New Law May Impact Border Fleets
January 26, 2000
After declining steadily in recent years, trucking rates at the U.S.-Mexico border are expected to stabilize or even increase because of a law that took effect on Jan. 1.
The law could also lead to a serious shortage of drivers and equipment in high-volume trucking lanes between Mexican assembly plants, or maquiladoras, and destinations in the U.S., according to the Journal of Commerce.
Section 219 of the U.S. Motor Carrier Safety Improvement Act of 1999 makes it illegal for Mexican carriers to lease their equipment and drivers to U.S. trucking companies for use beyond the commercial trucking zones along the border.
The practice became popular after U.S.-Mexican trade exploded with passage of the North American Free Trade Agreement in December 1992. More than 300 Mexican carriers now lease equipment or drivers to U.S. trucking companies that operate outside the 20-mile commercial border zone in California, Armando Freire, president of Dimex Freight Systems in San Diego told the Journal of Commerce.
This practice led to a steady deterioration of rates, said Freire, who also is chairman of the International Border Policy Subcommittee of the California Trucking Association.
The California Trucking Association worked with the American Trucking Associations to promote passage of the legislation. The bill took effect on Jan. 1, but local authorities have delayed enforcement until at least mid- February.
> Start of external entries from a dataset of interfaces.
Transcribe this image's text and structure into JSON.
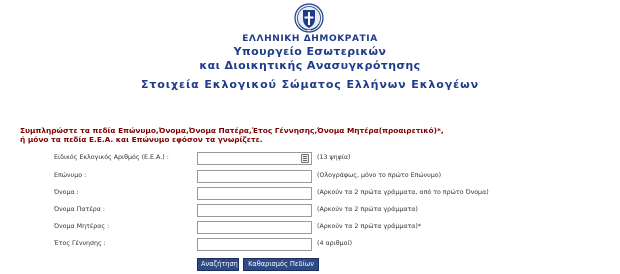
{
  "header": {
    "republic": "ΕΛΛΗΝΙΚΗ ΔΗΜΟΚΡΑΤΙΑ",
    "ministry_line1": "Υπουργείο Εσωτερικών",
    "ministry_line2": "και Διοικητικής Ανασυγκρότησης",
    "subtitle": "Στοιχεία Εκλογικού Σώματος Ελλήνων Εκλογέων"
  },
  "instructions": {
    "line1": "Συμπληρώστε τα πεδία Επώνυμο,Όνομα,Όνομα Πατέρα,Έτος Γέννησης,Όνομα Μητέρα(προαιρετικό)*,",
    "line2": "ή μόνο τα πεδία Ε.Ε.Α. και Επώνυμο εφόσον τα γνωρίζετε."
  },
  "form": {
    "fields": [
      {
        "label": "Ειδικός Εκλογικός Αριθμός (Ε.Ε.Α.) :",
        "value": "",
        "hint": "(13 ψηφία)"
      },
      {
        "label": "Επώνυμο :",
        "value": "",
        "hint": "(Ολογράφως, μόνο το πρώτο Επώνυμο)"
      },
      {
        "label": "Όνομα :",
        "value": "",
        "hint": "(Αρκούν τα 2 πρώτα γράμματα, από το πρώτο Όνομα)"
      },
      {
        "label": "Όνομα Πατέρα :",
        "value": "",
        "hint": "(Αρκούν τα 2 πρώτα γράμματα)"
      },
      {
        "label": "Όνομα Μητέρας :",
        "value": "",
        "hint": "(Αρκούν τα 2 πρώτα γράμματα)*"
      },
      {
        "label": "Έτος Γέννησης :",
        "value": "",
        "hint": "(4 αριθμοί)"
      }
    ],
    "search_label": "Αναζήτηση",
    "clear_label": "Καθαρισμός Πεδίων"
  },
  "icons": {
    "emblem": "greek-coat-of-arms-icon",
    "keyboard": "virtual-keyboard-icon"
  },
  "colors": {
    "title_blue": "#1f3c88",
    "instruction_red": "#800000",
    "button_blue": "#2c4a86"
  }
}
"We have a moratorium to allow those companies involved in complicated leases to get out of them,'' said Manny Padilla, chief of the Enforcement Services Division of the California Highway Patrol.
Padilla said that in California, the moratorium will last until Feb. 19, and may be extended.
Some fleets fear enforcement of the legislation will aggravate the driver and equipment shortage in California. It will do so directly by forcing U.S. carriers to dissolve their leases with Mexican companies, and indirectly by having a "chilling effect'' on Mexican nationals who are operating
legally in the state, said Greg Stefflre, a Long Beach attorney and fleet owner.
"If you think we have a capacity problem now, 37 percent of all drivers in California have Hispanic names,'' he said.
The two-way trade between the United States and Mexico grew from $5 billion when Nafta took effect seven years ago to $19.5 billion last year. Commercial vehicles last year made about 4 million cross-border trips.
Although business is booming, competition among trucking companies in the U. S.-Mexico trade is intensifying. According to a Nov. 4, 1999, report by the Office of the U.S. Inspector General, some 8,400 Mexico-based motor carriers have authority to operate in the
U.S. About 98 percent of those are restricted to commercial zones that extend from three to 20 miles from the border.